  16. Mullaji AB, Jupiter JB (1994) Low-contact dynamic compression plating of the clavicle. Injury 25:41–45PubMedView ArticleGoogle Scholar
  17. Hill JM, McGuire MH, Crosby LA (1997) Closed treatment of displaced middle-third fractures of the clavicle gives poor results. J Bone Joint Surg Br 79:537–539PubMedView ArticleGoogle Scholar
  18. Zlowodzki M, Zelle BA, Cole PA, Jeray K, McKee MD (2005) Evidence-based orthopaedic trauma working group. Treatment of acute midshaft clavicle fractures: systematic review of 2144 fractures: on behalf of the Evidence-Based Orthopaedic Trauma Working Group. J Orthop Trauma 19:504–507PubMedView ArticleGoogle Scholar
  19. McKee MD, Pedersen EM, Jones C, Stephen DJ, Kreder HJ, Schemitsch EH, Wild LM, Potter J (2006) Deficits following nonoperative treatment of displaced midshaft clavicular fractures. J Bone Joint Surg Am 88:35–40PubMedView ArticleGoogle Scholar
  20. Canadian Orthopaedic Trauma Society (2007) Nonoperative treatment compared with plate fixation of displaced midshaft clavicular fractures. J Bone Joint Surg Am 89:1–10Google Scholar
  21. Hudak PL, Amadio PC, Bombardier C (1996) Development of an upper extremity outcome measure: the DASH (disabilities of the arm, shoulder, and hand). The upper extremity collaborative group (UECG). Am J Ind Med 29:602–608PubMedView ArticleGoogle Scholar

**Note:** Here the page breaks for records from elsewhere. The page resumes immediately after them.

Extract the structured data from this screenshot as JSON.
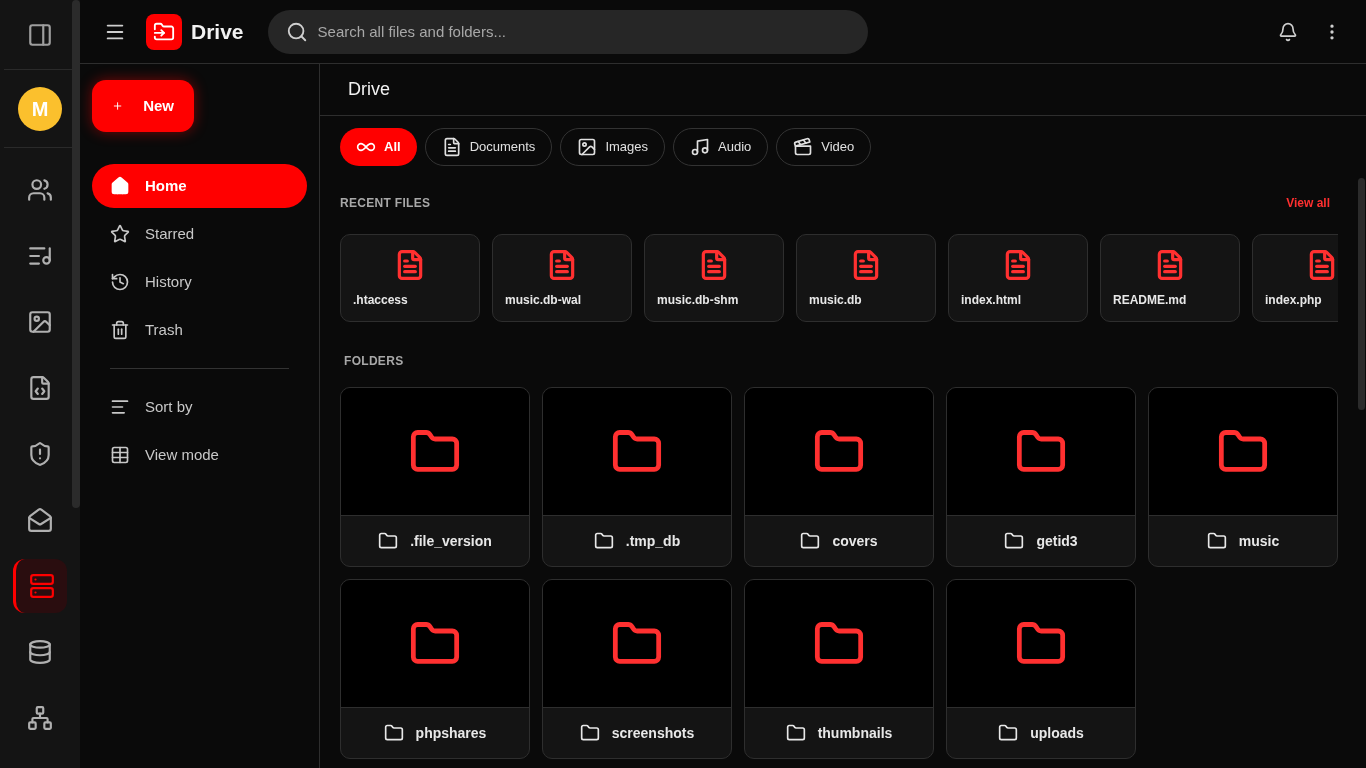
{
  "rail": {
    "avatar": "M",
    "items": [
      {
        "selected": false
      },
      {
        "selected": false
      },
      {
        "selected": false
      },
      {
        "selected": false
      },
      {
        "selected": false
      },
      {
        "selected": false
      },
      {
        "selected": true
      },
      {
        "selected": false
      },
      {
        "selected": false
      }
    ]
  },
  "header": {
    "title": "Drive",
    "search": {
      "placeholder": "Search all files and folders..."
    }
  },
  "sidebar": {
    "new_button": "New",
    "nav": [
      {
        "label": "Home",
        "selected": true
      },
      {
        "label": "Starred",
        "selected": false
      },
      {
        "label": "History",
        "selected": false
      },
      {
        "label": "Trash",
        "selected": false
      }
    ],
    "options": [
      "Sort by",
      "View mode"
    ]
  },
  "main": {
    "title": "Drive",
    "filters": [
      {
        "label": "All",
        "selected": true
      },
      {
        "label": "Documents",
        "selected": false
      },
      {
        "label": "Images",
        "selected": false
      },
      {
        "label": "Audio",
        "selected": false
      },
      {
        "label": "Video",
        "selected": false
      }
    ],
    "recent": {
      "heading": "RECENT FILES",
      "link": "View all",
      "files": [
        ".htaccess",
        "music.db-wal",
        "music.db-shm",
        "music.db",
        "index.html",
        "README.md",
        "index.php"
      ]
    },
    "folders": {
      "heading": "FOLDERS",
      "items": [
        ".file_version",
        ".tmp_db",
        "covers",
        "getid3",
        "music",
        "phpshares",
        "screenshots",
        "thumbnails",
        "uploads"
      ]
    }
  }
}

  22. Zenni EJ Jr, Krieg JK, Rosen MJ (1981) Open reduction and internal fixation of clavicular fractures. J Bone Joint Surg Am 63:147–151PubMedGoogle Scholar

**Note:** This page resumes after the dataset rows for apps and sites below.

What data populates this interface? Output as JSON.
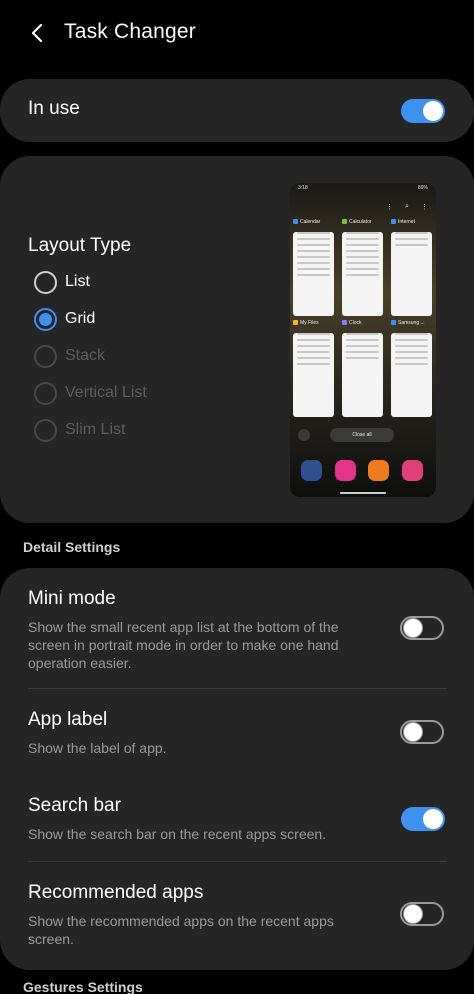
{
  "header": {
    "title": "Task Changer"
  },
  "in_use": {
    "label": "In use",
    "enabled": true
  },
  "layout": {
    "title": "Layout Type",
    "options": [
      {
        "label": "List",
        "selected": false,
        "disabled": false
      },
      {
        "label": "Grid",
        "selected": true,
        "disabled": false
      },
      {
        "label": "Stack",
        "selected": false,
        "disabled": true
      },
      {
        "label": "Vertical List",
        "selected": false,
        "disabled": true
      },
      {
        "label": "Slim List",
        "selected": false,
        "disabled": true
      }
    ],
    "preview": {
      "time": "3:18",
      "battery": "89%",
      "apps": [
        "Calendar",
        "Calculator",
        "Internet",
        "My Files",
        "Clock",
        "Samsung ..."
      ],
      "close_all": "Close all",
      "app_colors": [
        "#3e91ef",
        "#7bc043",
        "#3e91ef",
        "#f2b233",
        "#8a7cf0",
        "#3e91ef"
      ],
      "dock_colors": [
        "#2f4f8f",
        "#e3348b",
        "#f07a1e",
        "#e0407a"
      ]
    }
  },
  "detail_settings": {
    "header": "Detail Settings",
    "items": [
      {
        "title": "Mini mode",
        "desc": "Show the small recent app list at the bottom of the screen in portrait mode in order to make one hand operation easier.",
        "enabled": false
      },
      {
        "title": "App label",
        "desc": "Show the label of app.",
        "enabled": false
      },
      {
        "title": "Search bar",
        "desc": "Show the search bar on the recent apps screen.",
        "enabled": true
      },
      {
        "title": "Recommended apps",
        "desc": "Show the recommended apps on the recent apps screen.",
        "enabled": false
      }
    ]
  },
  "gestures_settings": {
    "header": "Gestures Settings"
  },
  "colors": {
    "accent": "#3e91ef",
    "card": "#252525",
    "background": "#000000"
  }
}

  23. Robinson CM, Court-Brown CM, McQueen MM, Wakefield AE (2004) Estimating the risk of non-union following nonoperative treatment of a clavicular fracture. J Bone Joint Surg Am 86:1359–1365PubMedGoogle Scholar
  24. Freeland A (1990) Unstable adult midclavicular fracture. Orthopedics 13:1279–1281PubMedGoogle Scholar
  25. Bostman O, Manninen M, Pihlajamaki H (1997) Complications of plate fixation in fresh displaced midclavicular fracture. J Trauma 43:778–783PubMedView ArticleGoogle Scholar
  26. Ring D, Holovacs T (2005) Brachial plexus palsy after intramedullary fixation of a clavicular fracture. J Bone Joint Surg Am 87:1834–1837PubMedView ArticleGoogle Scholar
  27. Jeray KJ (2007) Acute midshaft clavicular fracture. J Am Acad Orthop Surg 15:239–248PubMedGoogle Scholar
  28. Judd DB, Pallis MP, Smith E, Bottoni CR (2009) Acute operative stabilization versus nonoperative management of clavicle fractures. Am J Orthop J 38:341–345Google Scholar
  29. Nordqvist A, Redlund-Johnell I, Von Scheele A, Petersson CJ (1997) Shortening of clavicle after fracture. Incidence and clinical significance, a 5-year follow-up of 85 patients. Acta Orthop Scan 68:349–351View ArticleGoogle Scholar
  30. Chan KY, Jupiter JB, Leffert RD, Marti R (1999) Clavicle malunion. J Shoulder Elbow Surg 8:287–290PubMedView ArticleGoogle Scholar

Copyright

© The Author(s) 2010

Advertisement